Response.Charset = null;
to make sure the HTTP header looks like:
instead of having a value Adobe Reader v9.4.2 can't handle:
Content-Type: application/pdf; charset=UTF-8
Sorry about the delay in my response.
We tried your suggestion and set the Response.Charset = Nothing (vb.net). Unfortunately, this didn't correct the issue for us.
Thanks for your input, and hopefully it helped someone else.
Even I have faced similar when I have upgraded my adobe to 9.4.2 version. I was creating pdfs on the fly by writing to the response stream directly in the java servlet. Adding the line response.reset() before populating the response headers and content had solved my issue.
Has there been any response from Adobe on this? Upgrading to Adobe Reader X isn't an option for us and we have external customers that were once working (9.4.1) and are now broken (9.4.2). Adobe pushed an update via their automatic updater that broke these clients. Does Adobe intend to fix them?
Internally, we are using the MIME\Database Content reg hack mentioned above and have our internal customers working but, I cannot suggest that to my external customers without Adobe's support. Even moreso, I cannot recommend that my external customers upgrade to Reader X.
Adobe - You broke these machines via Auto-updates. Please address the issue.
We have looked into this issue and have been unable to reproduce this in-house, We've created an internal web server that returns the MIME type "application/pdf;charset=UTF-8" for PDFs, and Reader 9.4.2 on all our machines, all our OS versions and IE versions, works just fine with that server.
Do you have a URL and/or login we can use on your site to try to reproduce this?
@BrowserPDFMan - are you Adobe Support? If not, thanks for taking the time to try to repro it.
We are using a 3rd-party web site which I won't mention on this forum. However, if you'd like to try to repro - our URL uses the following charset:
Internally, we are able to get our AR942 users running the streamed PDFs by applying this reg hit (mentioned above in the forum thx to RStoddart)

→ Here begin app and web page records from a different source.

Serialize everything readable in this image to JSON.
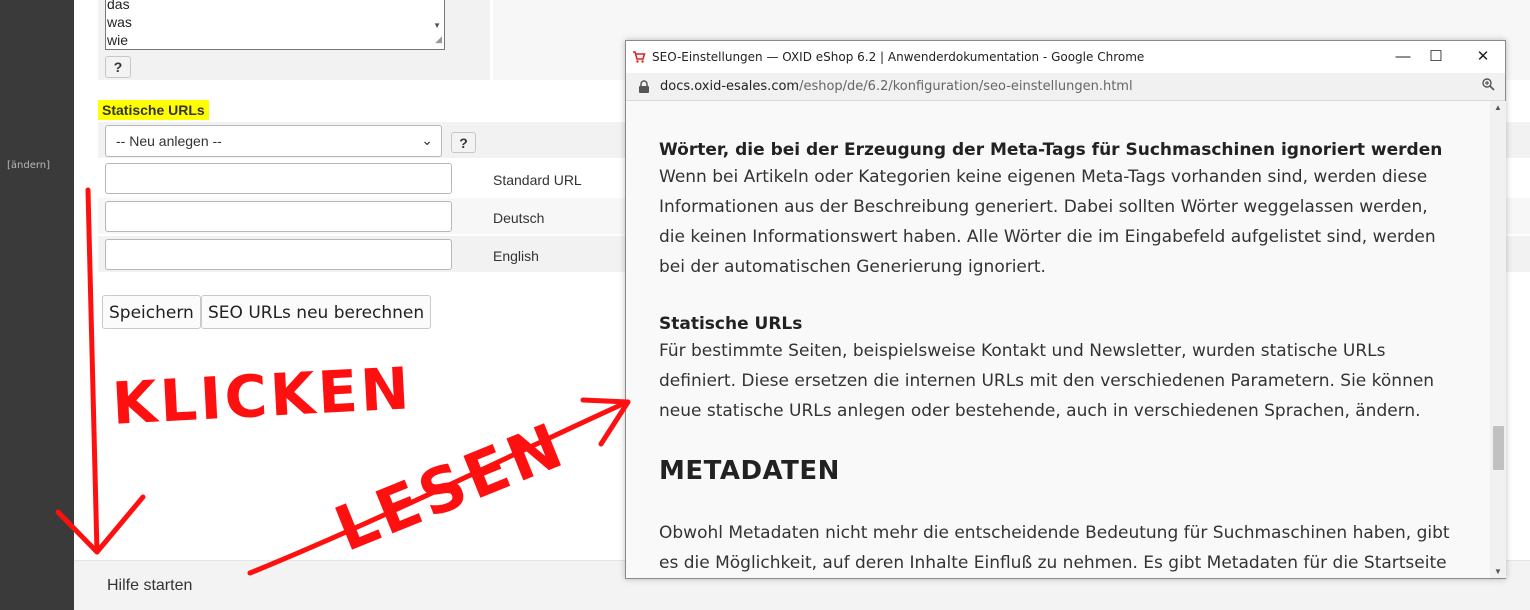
{
  "admin": {
    "sidebar_link": "[ändern]",
    "stopwords": [
      "das",
      "was",
      "wie"
    ],
    "help_symbol": "?",
    "section_title": "Statische URLs",
    "select_value": "-- Neu anlegen --",
    "languages": [
      "Standard URL",
      "Deutsch",
      "English"
    ],
    "buttons": {
      "save": "Speichern",
      "recalc": "SEO URLs neu berechnen"
    },
    "footer_help": "Hilfe starten"
  },
  "browser": {
    "title": "SEO-Einstellungen — OXID eShop 6.2 | Anwenderdokumentation - Google Chrome",
    "url_host": "docs.oxid-esales.com",
    "url_path": "/eshop/de/6.2/konfiguration/seo-einstellungen.html",
    "controls": {
      "minimize": "—",
      "maximize": "☐",
      "close": "✕"
    },
    "icons": {
      "favicon": "cart-icon",
      "lock": "lock-icon",
      "zoom": "zoom-icon"
    }
  },
  "doc": {
    "section1_heading": "Wörter, die bei der Erzeugung der Meta-Tags für Suchmaschinen ignoriert werden",
    "section1_lines": [
      "Wenn bei Artikeln oder Kategorien keine eigenen Meta-Tags vorhanden sind, werden diese",
      "Informationen aus der Beschreibung generiert. Dabei sollten Wörter weggelassen werden,",
      "die keinen Informationswert haben. Alle Wörter die im Eingabefeld aufgelistet sind, werden",
      "bei der automatischen Generierung ignoriert."
    ],
    "section2_heading": "Statische URLs",
    "section2_lines": [
      "Für bestimmte Seiten, beispielsweise Kontakt und Newsletter, wurden statische URLs",
      "definiert. Diese ersetzen die internen URLs mit den verschiedenen Parametern. Sie können",
      "neue statische URLs anlegen oder bestehende, auch in verschiedenen Sprachen, ändern."
    ],
    "heading_metadaten": "METADATEN",
    "section3_lines": [
      "Obwohl Metadaten nicht mehr die entscheidende Bedeutung für Suchmaschinen haben, gibt",
      "es die Möglichkeit, auf deren Inhalte Einfluß zu nehmen. Es gibt Metadaten für die Startseite"
    ]
  },
  "annotations": {
    "klicken": "KLICKEN",
    "lesen": "LESEN",
    "color": "#ff1010"
  },
  "colors": {
    "highlight": "#ffff00",
    "admin_sidebar": "#3a3a3a"
  }
}
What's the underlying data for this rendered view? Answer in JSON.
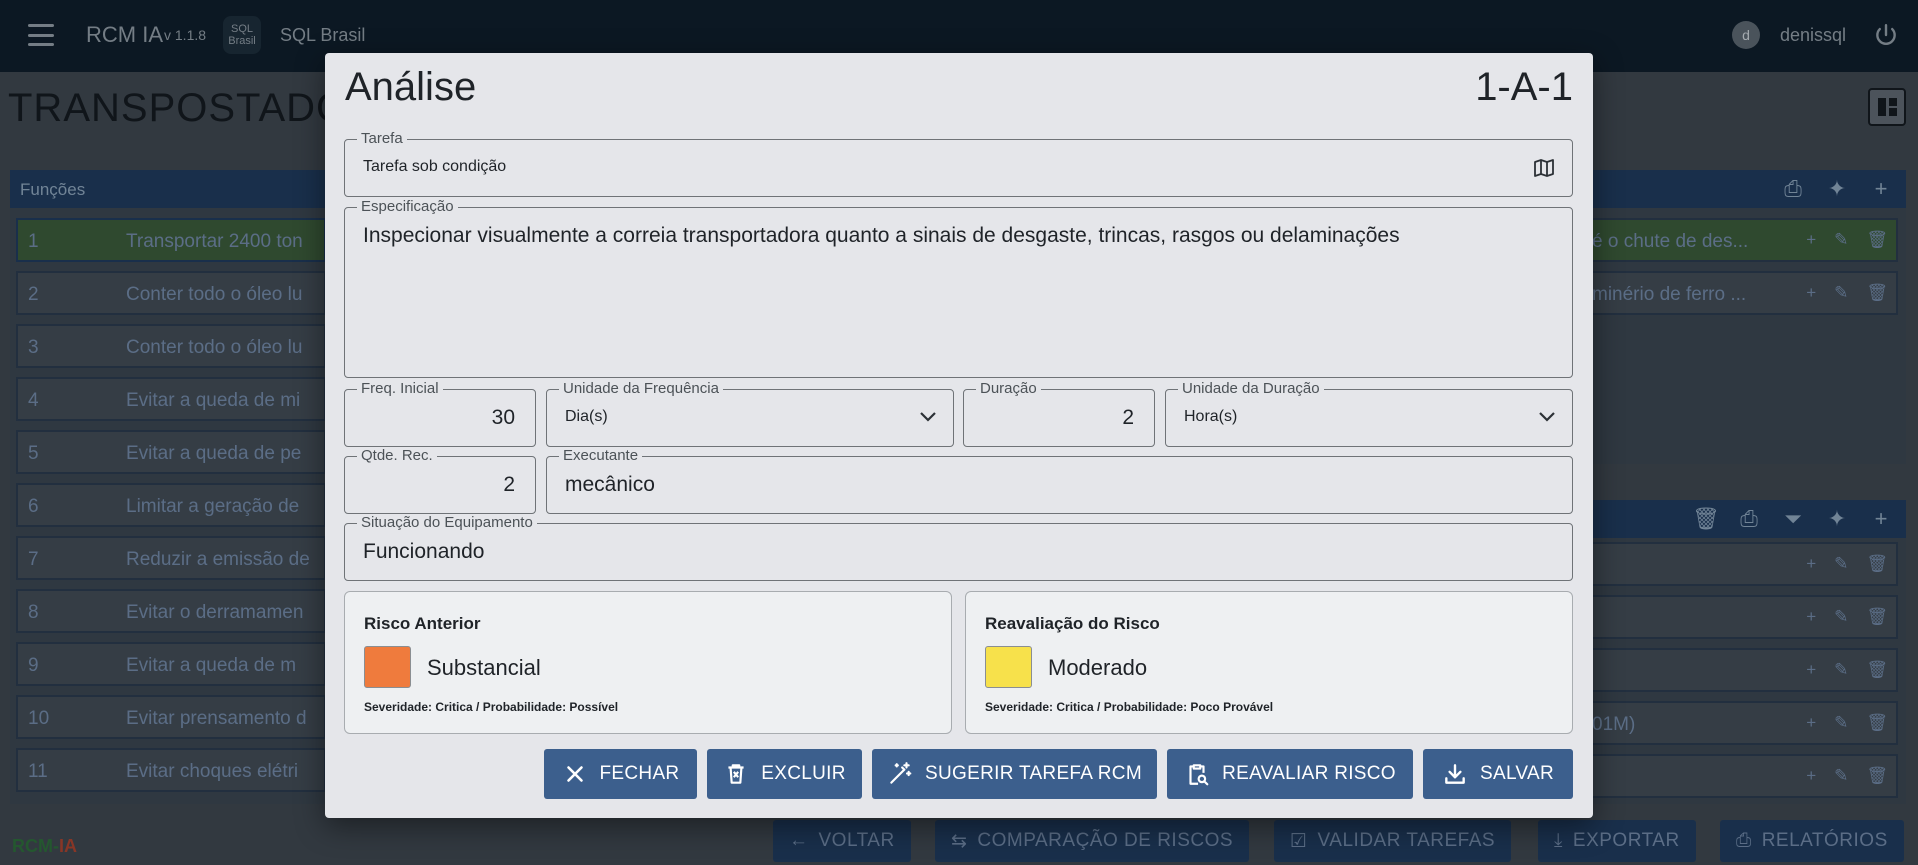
{
  "app": {
    "title": "RCM IA",
    "version": "v 1.1.8",
    "logo_text": "SQL Brasil",
    "org": "SQL Brasil",
    "user_initial": "d",
    "user_name": "denissql"
  },
  "page": {
    "heading": "TRANSPOSTADOR"
  },
  "functions_panel": {
    "title": "Funções",
    "rows": [
      {
        "num": "1",
        "text": "Transportar 2400 ton"
      },
      {
        "num": "2",
        "text": "Conter todo o óleo lu"
      },
      {
        "num": "3",
        "text": "Conter todo o óleo lu"
      },
      {
        "num": "4",
        "text": "Evitar a queda de mi"
      },
      {
        "num": "5",
        "text": "Evitar a queda de pe"
      },
      {
        "num": "6",
        "text": "Limitar a geração de"
      },
      {
        "num": "7",
        "text": "Reduzir a emissão de"
      },
      {
        "num": "8",
        "text": "Evitar o derramamen"
      },
      {
        "num": "9",
        "text": "Evitar a queda de m"
      },
      {
        "num": "10",
        "text": "Evitar prensamento d"
      },
      {
        "num": "11",
        "text": "Evitar choques elétri"
      }
    ]
  },
  "right_panel_top": {
    "rows": [
      {
        "text": "é o chute de des..."
      },
      {
        "text": "minério de ferro ..."
      }
    ]
  },
  "right_panel_bottom": {
    "rows": [
      {
        "text": ""
      },
      {
        "text": ""
      },
      {
        "text": ""
      },
      {
        "text": "01M)"
      },
      {
        "text": ""
      }
    ]
  },
  "bottom_bar": {
    "logo_rcm": "RCM",
    "logo_ia": "IA",
    "buttons": [
      {
        "label": "VOLTAR"
      },
      {
        "label": "COMPARAÇÃO DE RISCOS"
      },
      {
        "label": "VALIDAR TAREFAS"
      },
      {
        "label": "EXPORTAR"
      },
      {
        "label": "RELATÓRIOS"
      }
    ]
  },
  "modal": {
    "title": "Análise",
    "code": "1-A-1",
    "tarefa": {
      "label": "Tarefa",
      "value": "Tarefa sob condição"
    },
    "especificacao": {
      "label": "Especificação",
      "value": "Inspecionar visualmente a correia transportadora quanto a sinais de desgaste, trincas, rasgos ou delaminações"
    },
    "freq_inicial": {
      "label": "Freq. Inicial",
      "value": "30"
    },
    "unidade_frequencia": {
      "label": "Unidade da Frequência",
      "value": "Dia(s)"
    },
    "duracao": {
      "label": "Duração",
      "value": "2"
    },
    "unidade_duracao": {
      "label": "Unidade da Duração",
      "value": "Hora(s)"
    },
    "qtde_rec": {
      "label": "Qtde. Rec.",
      "value": "2"
    },
    "executante": {
      "label": "Executante",
      "value": "mecânico"
    },
    "situacao": {
      "label": "Situação do Equipamento",
      "value": "Funcionando"
    },
    "risco_anterior": {
      "title": "Risco Anterior",
      "level": "Substancial",
      "color": "#ef7b3d",
      "detail": "Severidade: Critica / Probabilidade: Possível"
    },
    "reavaliacao": {
      "title": "Reavaliação do Risco",
      "level": "Moderado",
      "color": "#f7e14b",
      "detail": "Severidade: Critica / Probabilidade: Poco Provável"
    },
    "buttons": {
      "fechar": "FECHAR",
      "excluir": "EXCLUIR",
      "sugerir": "SUGERIR TAREFA RCM",
      "reavaliar": "REAVALIAR RISCO",
      "salvar": "SALVAR"
    }
  },
  "colors": {
    "primary_button": "#3c5f8d",
    "topbar": "#0f1e2b"
  }
}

For obvious reasons, we don't want to have to ask our customers to apply the above reg hack. It would be better to fix the broken AR942.